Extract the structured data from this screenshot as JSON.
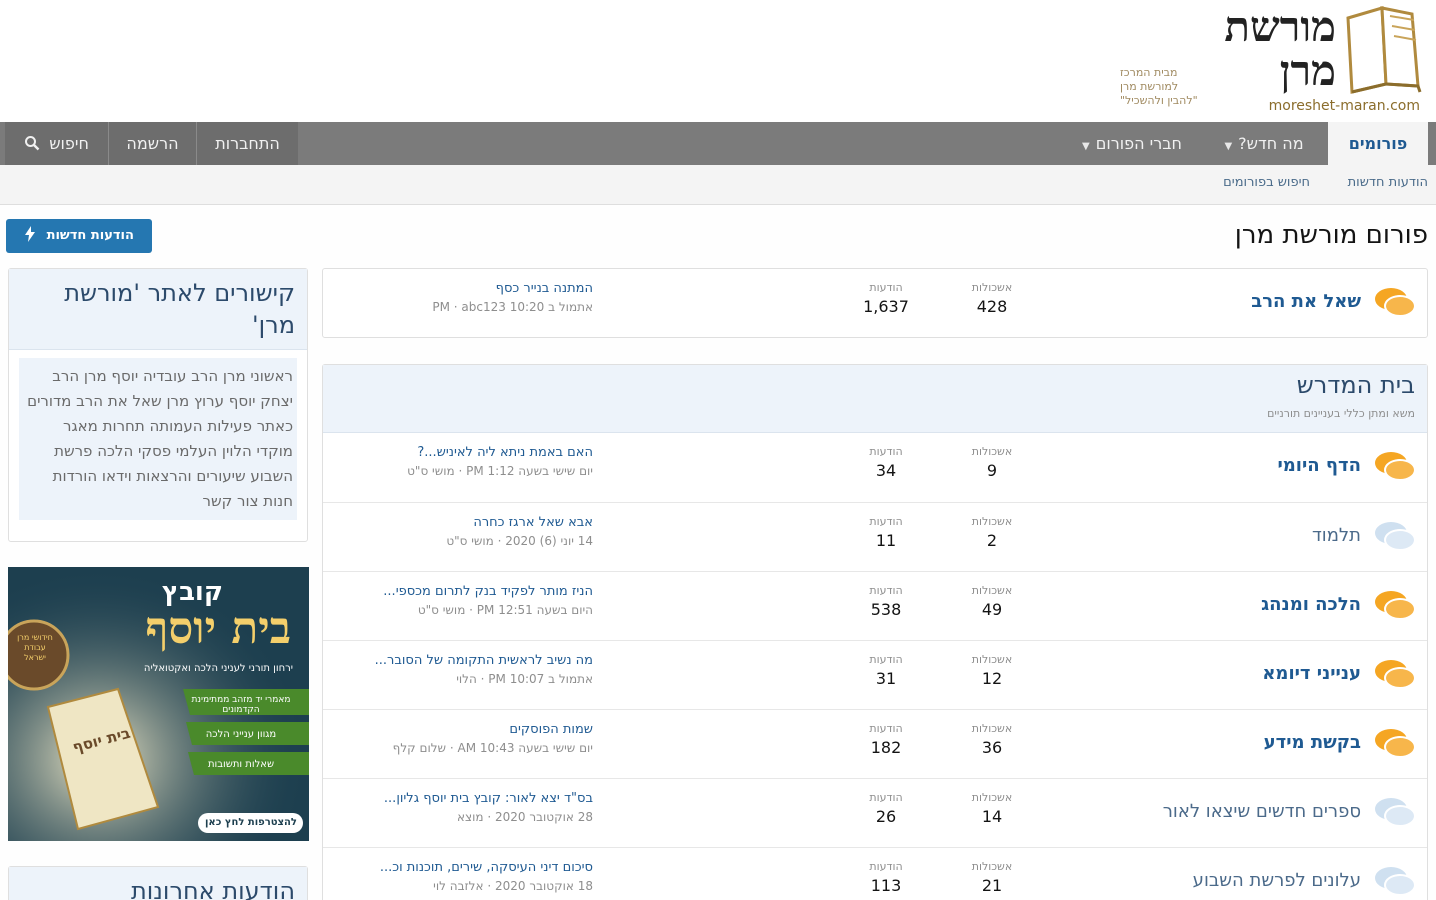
{
  "logo": {
    "line1": "מורשת",
    "line2": "מרן",
    "tagline1": "מבית המרכז",
    "tagline2": "למורשת מרן",
    "tagline3": "\"להבין ולהשכיל\"",
    "url": "moreshet-maran.com"
  },
  "nav": {
    "tabs": [
      {
        "label": "פורומים"
      },
      {
        "label": "מה חדש?"
      },
      {
        "label": "חברי הפורום"
      }
    ],
    "login": "התחברות",
    "register": "הרשמה",
    "search": "חיפוש"
  },
  "subnav": {
    "new_posts": "הודעות חדשות",
    "search_forums": "חיפוש בפורומים"
  },
  "page": {
    "title": "פורום מורשת מרן",
    "new_post_button": "הודעות חדשות"
  },
  "labels": {
    "threads": "אשכולות",
    "messages": "הודעות"
  },
  "top_forum": {
    "name": "שאל את הרב",
    "threads": "428",
    "messages": "1,637",
    "last_title": "המתנה בנייר כסף",
    "last_meta": "אתמול ב 10:20 PM · abc123"
  },
  "category": {
    "title": "בית המדרש",
    "description": "משא ומתן כללי בעניינים תורניים",
    "forums": [
      {
        "name": "הדף היומי",
        "read": false,
        "threads": "9",
        "messages": "34",
        "last_title": "האם באמת ניתא ליה לאיניש...?",
        "last_meta": "יום שישי בשעה 1:12 PM · מושי ס\"ט"
      },
      {
        "name": "תלמוד",
        "read": true,
        "threads": "2",
        "messages": "11",
        "last_title": "אבא שאל ארגז כחרה",
        "last_meta": "14 יוני (6) 2020 · מושי ס\"ט"
      },
      {
        "name": "הלכה ומנהג",
        "read": false,
        "threads": "49",
        "messages": "538",
        "last_title": "הניז מותר לפקיד בנק לתרום מכספי...",
        "last_meta": "היום בשעה 12:51 PM · מושי ס\"ט"
      },
      {
        "name": "ענייני דיומא",
        "read": false,
        "threads": "12",
        "messages": "31",
        "last_title": "מה נשיב לראשית התקומה של הסובר...",
        "last_meta": "אתמול ב 10:07 PM · הלוי"
      },
      {
        "name": "בקשת מידע",
        "read": false,
        "threads": "36",
        "messages": "182",
        "last_title": "שמות הפוסקים",
        "last_meta": "יום שישי בשעה 10:43 AM · שלום קלף"
      },
      {
        "name": "ספרים חדשים שיצאו לאור",
        "read": true,
        "threads": "14",
        "messages": "26",
        "last_title": "בס\"ד יצא לאור: קובץ בית יוסף גליון...",
        "last_meta": "28 אוקטובר 2020 · מוצא"
      },
      {
        "name": "עלונים לפרשת השבוע",
        "read": true,
        "threads": "21",
        "messages": "113",
        "last_title": "סיכום דיני העיסקה, שירים, תוכנות וכ...",
        "last_meta": "18 אוקטובר 2020 · אלזבה לוי"
      }
    ]
  },
  "sidebar": {
    "links_title": "קישורים לאתר 'מורשת מרן'",
    "links_body": "ראשוני מרן הרב עובדיה יוסף מרן הרב יצחק יוסף ערוץ מרן שאל את הרב מדורים כאתר פעילות העמותה תחרות מאגר מוקדי הלוין העלמי פסקי הלכה פרשת השבוע שיעורים והרצאות וידאו הורדות חנות צור קשר",
    "latest_title": "הודעות אחרונות"
  },
  "ad": {
    "kicker": "קובץ",
    "title": "בית יוסף",
    "subtitle": "ירחון תורני לעניני הלכה ואקטואליה",
    "bullets": [
      "מאמרי יד מזהב ממתימינת הקדמונים",
      "מגוון ענייני הלכה",
      "שאלות ותשובות"
    ],
    "cta": "להצטרפות לחץ כאן",
    "book_label": "בית יוסף",
    "seal": "חידושי מרן עבודת ישראל"
  },
  "colors": {
    "accent": "#2577b1",
    "nav": "#7b7b7b",
    "link": "#1f5a92",
    "bubble_unread": "#f5a623",
    "bubble_read": "#cfe0f0"
  }
}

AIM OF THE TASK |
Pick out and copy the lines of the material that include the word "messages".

ANSWER BOX |
    "messages": "הודעות"
    "messages": "1,637",
        "messages": "34",
        "messages": "11",
        "messages": "538",
        "messages": "31",
        "messages": "182",
        "messages": "26",
        "messages": "113",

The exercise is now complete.